A selection of outstations associated with each selected main community was also included in the sample. Each outstation had an equal chance of selection and, once selected, all dwellings within the outstation were enumerated.
Sampling strategies to improve Indigenous population estimates
Initial attempts to improve the quality of Indigenous undercount information occurred in the 2006 PES when remote areas and discrete Indigenous communities were enumerated for the first time. The 2011 PES strived to further improve the estimates of Indigenous undercount by increasing the number of discrete Indigenous communities selected (28 in 2011 compared with 20 in 2006), as well as the total number of dwellings selected within the community sample (around 700 dwellings in 2011, compared with 350 in 2006). As predicted, this increase in sample resulted in a decrease in the sampling error of estimates of Indigenous undercount.

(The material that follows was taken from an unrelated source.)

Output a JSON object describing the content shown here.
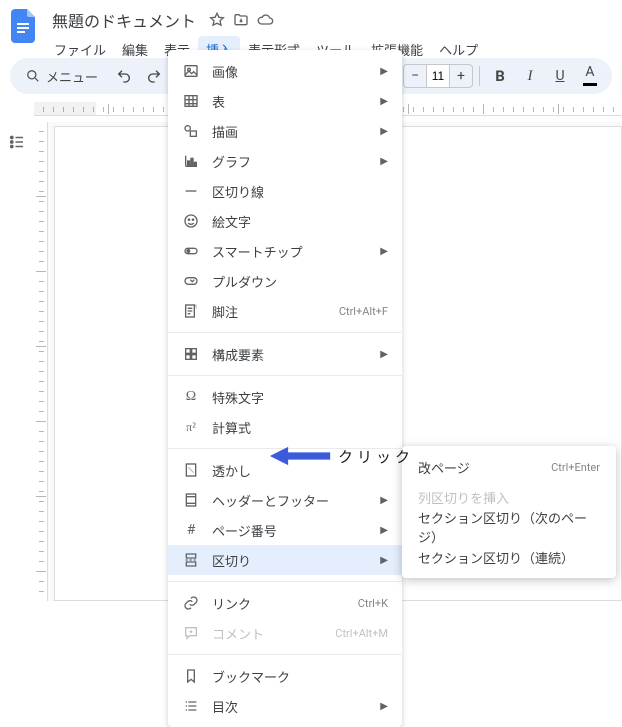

In addition to the increase in the discrete Indigenous communities sample, the 2011 PES increased the number of selected dwellings from areas outside the discrete Indigenous communities that were identified as having a relatively high proportion of Indigenous persons. This focused sampling of additional areas within the mainstream sample was a key sample design change from 2006.
The focused sampling approach involved a combination of extra dwellings selected from within the parallel sample, as well as some additional selections from CDs outside the parallel sample. This focus on obtaining an increase in Indigenous respondents within the mainstream sample was of particular importance, given approximately three-quarters of the Aboriginal and Torres Strait Islander population usually reside outside of discrete communities. This strategy was successful in increasing the number of Indigenous respondents in the PES in 2011 (6,401 persons, compared with 3,354 persons in 2006).
Reliability of undercount estimates
As the estimates of undercount are based on data from a sample survey, they are subject to sampling error. Some of the estimates presented in this publication have high SEs, and these estimates should be used with caution. The estimates are also subject to non-sampling error. For more information about sampling and non-sampling error see the Sampling Error
This page last updated 20 June 2012